This speed-up isn’t just a convenience for the impatient. In addition to ads, webpages can load tracking tokens, photos, and videos. All of those take up precious bandwidth, which can in turn eat away at your monthly allotment of wireless data (when you aren’t relying on Wi-Fi, of course). With most carriers now offering tiered data plans of one sort or another, each megabyte you save is money in your pocket.

Blocking some content could also mean you’re lowering the time and system resources required to render a webpage, which means you could save (if ever so slightly) on battery life.

Protect your privacy

As you probably know, advertisers and ad networks track your movements across the Internet, monitoring your searches and the pages you visit. The end result is targeted advertising that shows up wherever you go, enticing you to buy that product you’ve spent the last two nights researching on other sites.

If content blocking is enabled in iOS, those advertisers and networks would lose the ability to track you. Your searches and browsing habits would remain between you and Safari. Depending on the content-blocking app you choose, you might have the option to block tracking tools while leaving ads enabled. In that case, ads would still appear on the sites you visit, but they wouldn’t follow you around the Internet. This would help ease any privacy fears without starving your favorite sites of valuable ad revenue.

Blockr also lets you turn off those social network share buttons on sites you visit. These buttons are often used by networks to keep track of the other sites you visit and the stories you read there. Losing such buttons means that Facebook and its ilk would know less about you, which, in turn, would mean the ads you see on a particular social network would also be less personalized.

Should you use one?

My feeling is that once content blocking is available in iOS 9, most people will enable it; I know I will. I’ve never used an ad-blocking app on my MacBook. But when browsing the Web on my iPad or iPhone, I really just want to see the content. Screen space is at a premium on smartphones, and I don’t want to waste any of it on ads.

At the same time, I know that my very livelihood depends at least in part on advertising revenue. My choice is to be selective about which sites I block and which I don’t. I don’t think it’s wrong to use a content-blocking app. But I do think you need to be mindful of the impact doing so will have on the sites you like.

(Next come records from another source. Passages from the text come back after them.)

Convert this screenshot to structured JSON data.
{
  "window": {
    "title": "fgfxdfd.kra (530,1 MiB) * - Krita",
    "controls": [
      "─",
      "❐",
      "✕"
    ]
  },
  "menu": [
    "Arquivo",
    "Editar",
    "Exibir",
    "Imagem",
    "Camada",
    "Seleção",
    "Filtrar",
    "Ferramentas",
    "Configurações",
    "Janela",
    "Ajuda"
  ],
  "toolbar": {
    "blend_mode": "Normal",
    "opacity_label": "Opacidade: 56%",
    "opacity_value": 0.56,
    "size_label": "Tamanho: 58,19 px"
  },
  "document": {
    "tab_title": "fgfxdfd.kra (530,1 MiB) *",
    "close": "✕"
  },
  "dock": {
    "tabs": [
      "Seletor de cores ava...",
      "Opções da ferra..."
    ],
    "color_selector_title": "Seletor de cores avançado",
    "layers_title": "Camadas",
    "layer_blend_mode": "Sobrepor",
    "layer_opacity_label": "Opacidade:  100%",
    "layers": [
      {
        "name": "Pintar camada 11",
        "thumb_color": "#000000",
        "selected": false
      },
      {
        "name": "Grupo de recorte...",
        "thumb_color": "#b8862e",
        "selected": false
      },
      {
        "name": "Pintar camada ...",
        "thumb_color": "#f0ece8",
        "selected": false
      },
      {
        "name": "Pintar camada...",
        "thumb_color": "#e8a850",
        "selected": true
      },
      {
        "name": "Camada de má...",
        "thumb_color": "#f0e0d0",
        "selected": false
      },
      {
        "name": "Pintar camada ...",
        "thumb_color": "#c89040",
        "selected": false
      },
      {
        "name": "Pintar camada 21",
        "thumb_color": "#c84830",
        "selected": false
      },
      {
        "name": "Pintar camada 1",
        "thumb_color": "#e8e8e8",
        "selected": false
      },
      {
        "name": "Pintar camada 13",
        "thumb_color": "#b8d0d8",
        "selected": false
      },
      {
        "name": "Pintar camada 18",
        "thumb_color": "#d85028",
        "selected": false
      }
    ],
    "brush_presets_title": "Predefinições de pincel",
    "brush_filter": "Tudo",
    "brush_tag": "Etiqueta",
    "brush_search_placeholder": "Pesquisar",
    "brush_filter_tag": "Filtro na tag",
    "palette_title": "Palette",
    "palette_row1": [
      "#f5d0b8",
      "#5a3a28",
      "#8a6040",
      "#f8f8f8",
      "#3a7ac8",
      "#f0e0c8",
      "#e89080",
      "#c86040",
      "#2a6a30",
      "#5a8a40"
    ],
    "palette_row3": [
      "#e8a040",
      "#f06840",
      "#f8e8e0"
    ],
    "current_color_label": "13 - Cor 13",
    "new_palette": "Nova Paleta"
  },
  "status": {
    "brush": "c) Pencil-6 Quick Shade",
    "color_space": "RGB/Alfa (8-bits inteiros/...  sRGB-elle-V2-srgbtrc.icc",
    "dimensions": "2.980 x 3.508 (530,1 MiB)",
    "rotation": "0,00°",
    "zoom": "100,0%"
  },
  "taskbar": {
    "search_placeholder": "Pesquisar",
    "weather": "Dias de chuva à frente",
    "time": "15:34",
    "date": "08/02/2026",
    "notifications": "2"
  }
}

Jason Cipriani is a freelance technology journalist based in Colorado. His work has appeared on CNET, Fortune, and PC World, among other outlets. You can follow him at @MrCippy on Twitter.